SUPPLIED RECORDS:
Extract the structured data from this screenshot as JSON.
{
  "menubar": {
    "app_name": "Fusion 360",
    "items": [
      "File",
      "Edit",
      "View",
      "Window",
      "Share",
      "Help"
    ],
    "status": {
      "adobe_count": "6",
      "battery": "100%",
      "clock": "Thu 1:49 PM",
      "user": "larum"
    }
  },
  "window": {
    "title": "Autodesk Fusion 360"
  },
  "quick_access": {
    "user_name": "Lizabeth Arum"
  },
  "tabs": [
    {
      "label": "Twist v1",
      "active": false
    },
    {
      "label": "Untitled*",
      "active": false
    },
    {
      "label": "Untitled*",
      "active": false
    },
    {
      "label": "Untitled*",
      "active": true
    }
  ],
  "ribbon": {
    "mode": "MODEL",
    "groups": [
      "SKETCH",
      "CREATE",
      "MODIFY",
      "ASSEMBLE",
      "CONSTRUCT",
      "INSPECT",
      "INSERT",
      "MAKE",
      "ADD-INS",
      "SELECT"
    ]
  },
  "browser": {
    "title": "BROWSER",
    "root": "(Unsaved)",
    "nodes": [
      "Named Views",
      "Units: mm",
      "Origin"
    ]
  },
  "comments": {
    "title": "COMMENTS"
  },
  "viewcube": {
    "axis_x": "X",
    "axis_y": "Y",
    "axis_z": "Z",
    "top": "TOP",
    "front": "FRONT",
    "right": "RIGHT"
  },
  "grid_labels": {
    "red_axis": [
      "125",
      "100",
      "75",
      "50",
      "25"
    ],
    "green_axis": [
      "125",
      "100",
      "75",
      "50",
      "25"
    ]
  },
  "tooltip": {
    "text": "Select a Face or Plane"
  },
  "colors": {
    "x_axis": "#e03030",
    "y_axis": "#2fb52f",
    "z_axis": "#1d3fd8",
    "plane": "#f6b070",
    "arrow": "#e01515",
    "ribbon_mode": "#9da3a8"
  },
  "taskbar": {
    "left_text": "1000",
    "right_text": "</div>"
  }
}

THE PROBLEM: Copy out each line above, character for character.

TASK RESPONSE:
Extract the structured data from this screenshot as JSON.
{
  "menubar": {
    "app_name": "Fusion 360",
    "items": [
      "File",
      "Edit",
      "View",
      "Window",
      "Share",
      "Help"
    ],
    "status": {
      "adobe_count": "6",
      "battery": "100%",
      "clock": "Thu 1:49 PM",
      "user": "larum"
    }
  },
  "window": {
    "title": "Autodesk Fusion 360"
  },
  "quick_access": {
    "user_name": "Lizabeth Arum"
  },
  "tabs": [
    {
      "label": "Twist v1",
      "active": false
    },
    {
      "label": "Untitled*",
      "active": false
    },
    {
      "label": "Untitled*",
      "active": false
    },
    {
      "label": "Untitled*",
      "active": true
    }
  ],
  "ribbon": {
    "mode": "MODEL",
    "groups": [
      "SKETCH",
      "CREATE",
      "MODIFY",
      "ASSEMBLE",
      "CONSTRUCT",
      "INSPECT",
      "INSERT",
      "MAKE",
      "ADD-INS",
      "SELECT"
    ]
  },
  "browser": {
    "title": "BROWSER",
    "root": "(Unsaved)",
    "nodes": [
      "Named Views",
      "Units: mm",
      "Origin"
    ]
  },
  "comments": {
    "title": "COMMENTS"
  },
  "viewcube": {
    "axis_x": "X",
    "axis_y": "Y",
    "axis_z": "Z",
    "top": "TOP",
    "front": "FRONT",
    "right": "RIGHT"
  },
  "grid_labels": {
    "red_axis": [
      "125",
      "100",
      "75",
      "50",
      "25"
    ],
    "green_axis": [
      "125",
      "100",
      "75",
      "50",
      "25"
    ]
  },
  "tooltip": {
    "text": "Select a Face or Plane"
  },
  "colors": {
    "x_axis": "#e03030",
    "y_axis": "#2fb52f",
    "z_axis": "#1d3fd8",
    "plane": "#f6b070",
    "arrow": "#e01515",
    "ribbon_mode": "#9da3a8"
  },
  "taskbar": {
    "left_text": "1000",
    "right_text": "</div>"
  }
}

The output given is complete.